═══ PROVIDED DATA

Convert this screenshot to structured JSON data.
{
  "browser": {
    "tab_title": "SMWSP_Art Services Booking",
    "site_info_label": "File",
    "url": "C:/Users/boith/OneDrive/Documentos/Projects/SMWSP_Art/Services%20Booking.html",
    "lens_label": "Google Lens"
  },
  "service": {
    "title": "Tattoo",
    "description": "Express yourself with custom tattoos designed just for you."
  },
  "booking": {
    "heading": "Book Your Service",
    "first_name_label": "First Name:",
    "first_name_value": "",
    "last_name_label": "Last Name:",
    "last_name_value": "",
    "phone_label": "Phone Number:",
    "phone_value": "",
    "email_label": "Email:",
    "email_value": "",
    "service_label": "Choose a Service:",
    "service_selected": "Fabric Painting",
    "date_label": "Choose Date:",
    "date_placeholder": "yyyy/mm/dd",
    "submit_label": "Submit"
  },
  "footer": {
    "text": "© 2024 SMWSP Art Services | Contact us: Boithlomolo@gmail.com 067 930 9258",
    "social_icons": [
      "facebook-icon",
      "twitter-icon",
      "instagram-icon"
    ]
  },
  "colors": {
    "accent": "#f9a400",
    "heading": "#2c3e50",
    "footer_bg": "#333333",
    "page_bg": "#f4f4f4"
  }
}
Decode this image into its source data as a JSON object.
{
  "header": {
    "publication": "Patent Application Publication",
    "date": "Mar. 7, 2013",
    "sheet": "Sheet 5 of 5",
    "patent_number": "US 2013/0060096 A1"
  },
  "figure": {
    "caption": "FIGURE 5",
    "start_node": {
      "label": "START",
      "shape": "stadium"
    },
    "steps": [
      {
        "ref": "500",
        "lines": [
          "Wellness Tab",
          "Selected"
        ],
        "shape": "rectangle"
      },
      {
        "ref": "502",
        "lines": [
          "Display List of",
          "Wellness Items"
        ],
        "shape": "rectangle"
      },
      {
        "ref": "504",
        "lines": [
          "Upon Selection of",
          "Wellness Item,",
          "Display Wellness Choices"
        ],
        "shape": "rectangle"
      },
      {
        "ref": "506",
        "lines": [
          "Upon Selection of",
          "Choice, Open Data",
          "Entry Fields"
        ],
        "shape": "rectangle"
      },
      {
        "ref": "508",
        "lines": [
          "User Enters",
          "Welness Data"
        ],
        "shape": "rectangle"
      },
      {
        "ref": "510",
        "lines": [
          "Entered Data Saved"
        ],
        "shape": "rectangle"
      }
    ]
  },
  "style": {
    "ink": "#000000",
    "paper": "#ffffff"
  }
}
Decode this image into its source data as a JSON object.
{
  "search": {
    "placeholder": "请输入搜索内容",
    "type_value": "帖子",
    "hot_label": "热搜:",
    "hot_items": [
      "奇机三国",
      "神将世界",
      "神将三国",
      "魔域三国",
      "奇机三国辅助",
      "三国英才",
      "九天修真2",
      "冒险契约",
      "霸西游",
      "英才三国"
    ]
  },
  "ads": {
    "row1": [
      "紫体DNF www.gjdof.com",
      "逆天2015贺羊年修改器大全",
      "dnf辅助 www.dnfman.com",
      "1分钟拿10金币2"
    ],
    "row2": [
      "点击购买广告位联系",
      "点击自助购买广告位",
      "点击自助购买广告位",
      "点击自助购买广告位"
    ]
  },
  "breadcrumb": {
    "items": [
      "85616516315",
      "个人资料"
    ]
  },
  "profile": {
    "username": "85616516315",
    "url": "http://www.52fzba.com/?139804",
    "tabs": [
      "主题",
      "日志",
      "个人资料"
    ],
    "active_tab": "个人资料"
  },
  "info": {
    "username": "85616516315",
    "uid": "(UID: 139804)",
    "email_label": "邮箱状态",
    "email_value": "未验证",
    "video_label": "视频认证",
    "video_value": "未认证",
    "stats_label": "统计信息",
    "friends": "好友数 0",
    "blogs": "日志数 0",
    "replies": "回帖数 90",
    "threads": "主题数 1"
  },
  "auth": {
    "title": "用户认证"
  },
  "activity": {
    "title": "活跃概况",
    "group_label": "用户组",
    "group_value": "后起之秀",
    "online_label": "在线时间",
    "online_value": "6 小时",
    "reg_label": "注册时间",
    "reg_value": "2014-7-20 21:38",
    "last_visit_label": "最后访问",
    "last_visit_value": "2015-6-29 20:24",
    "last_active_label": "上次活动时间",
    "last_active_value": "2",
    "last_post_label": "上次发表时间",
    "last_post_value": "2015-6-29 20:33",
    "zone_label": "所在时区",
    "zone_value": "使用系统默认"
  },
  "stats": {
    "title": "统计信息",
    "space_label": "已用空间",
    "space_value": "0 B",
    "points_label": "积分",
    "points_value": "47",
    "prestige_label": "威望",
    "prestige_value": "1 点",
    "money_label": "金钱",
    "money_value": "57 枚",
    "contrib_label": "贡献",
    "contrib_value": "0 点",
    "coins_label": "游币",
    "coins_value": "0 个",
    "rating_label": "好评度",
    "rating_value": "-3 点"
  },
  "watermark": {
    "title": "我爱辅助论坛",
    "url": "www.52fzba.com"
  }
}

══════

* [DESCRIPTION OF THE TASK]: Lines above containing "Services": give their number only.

* [TASK ANSWER]: 3